BEGIN

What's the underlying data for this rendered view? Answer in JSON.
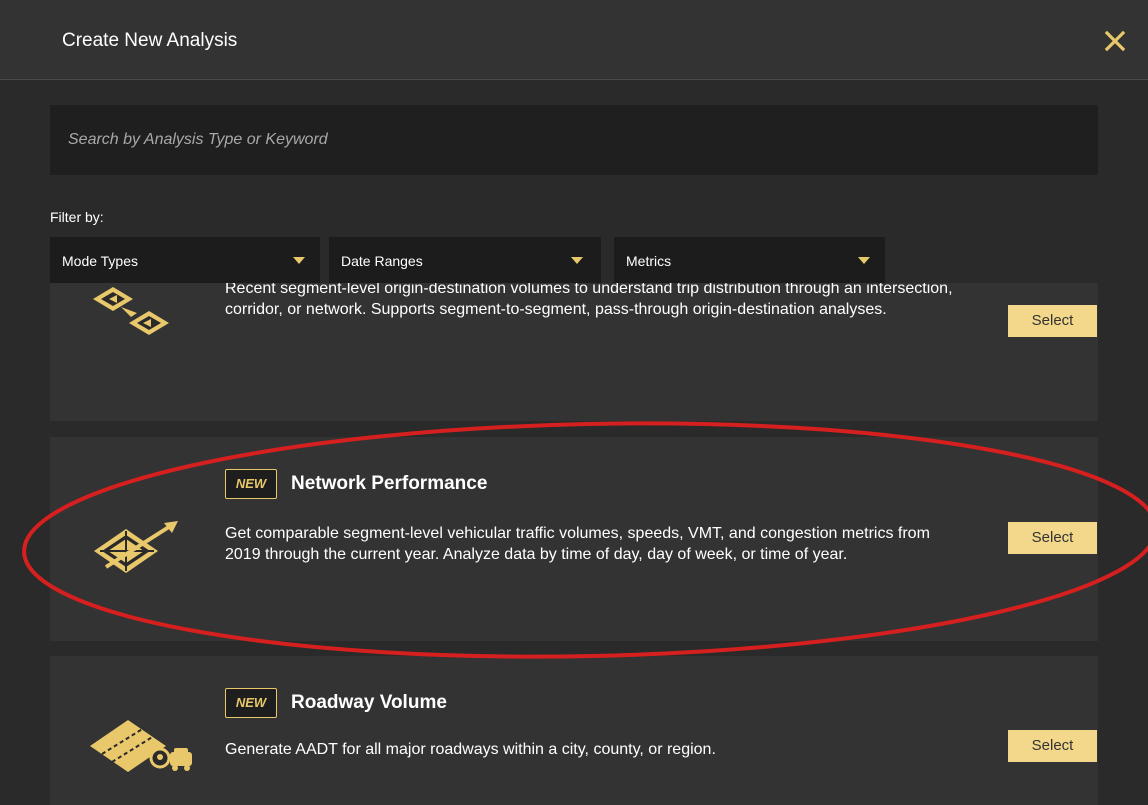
{
  "modal": {
    "title": "Create New Analysis",
    "close_icon": "close-icon"
  },
  "search": {
    "placeholder": "Search by Analysis Type or Keyword"
  },
  "filters": {
    "label": "Filter by:",
    "mode_types": "Mode Types",
    "date_ranges": "Date Ranges",
    "metrics": "Metrics"
  },
  "analyses": [
    {
      "title": "",
      "badge": "",
      "icon": "origin-destination-icon",
      "description": "Recent segment-level origin-destination volumes to understand trip distribution through an intersection, corridor, or network. Supports segment-to-segment, pass-through origin-destination analyses.",
      "select_label": "Select"
    },
    {
      "title": "Network Performance",
      "badge": "NEW",
      "icon": "network-performance-icon",
      "description": "Get comparable segment-level vehicular traffic volumes, speeds, VMT, and congestion metrics from 2019 through the current year. Analyze data by time of day, day of week, or time of year.",
      "select_label": "Select"
    },
    {
      "title": "Roadway Volume",
      "badge": "NEW",
      "icon": "roadway-volume-icon",
      "description": "Generate AADT for all major roadways within a city, county, or region.",
      "select_label": "Select"
    }
  ],
  "colors": {
    "accent": "#e8c86a",
    "button": "#f3d78a",
    "highlight": "#d61f1f",
    "background": "#2a2a2a",
    "card": "#333333"
  }
}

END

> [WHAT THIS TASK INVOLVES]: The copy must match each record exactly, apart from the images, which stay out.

> [FINAL ANSWER]:
What's the underlying data for this rendered view? Answer in JSON.
{
  "modal": {
    "title": "Create New Analysis",
    "close_icon": "close-icon"
  },
  "search": {
    "placeholder": "Search by Analysis Type or Keyword"
  },
  "filters": {
    "label": "Filter by:",
    "mode_types": "Mode Types",
    "date_ranges": "Date Ranges",
    "metrics": "Metrics"
  },
  "analyses": [
    {
      "title": "",
      "badge": "",
      "icon": "origin-destination-icon",
      "description": "Recent segment-level origin-destination volumes to understand trip distribution through an intersection, corridor, or network. Supports segment-to-segment, pass-through origin-destination analyses.",
      "select_label": "Select"
    },
    {
      "title": "Network Performance",
      "badge": "NEW",
      "icon": "network-performance-icon",
      "description": "Get comparable segment-level vehicular traffic volumes, speeds, VMT, and congestion metrics from 2019 through the current year. Analyze data by time of day, day of week, or time of year.",
      "select_label": "Select"
    },
    {
      "title": "Roadway Volume",
      "badge": "NEW",
      "icon": "roadway-volume-icon",
      "description": "Generate AADT for all major roadways within a city, county, or region.",
      "select_label": "Select"
    }
  ],
  "colors": {
    "accent": "#e8c86a",
    "button": "#f3d78a",
    "highlight": "#d61f1f",
    "background": "#2a2a2a",
    "card": "#333333"
  }
}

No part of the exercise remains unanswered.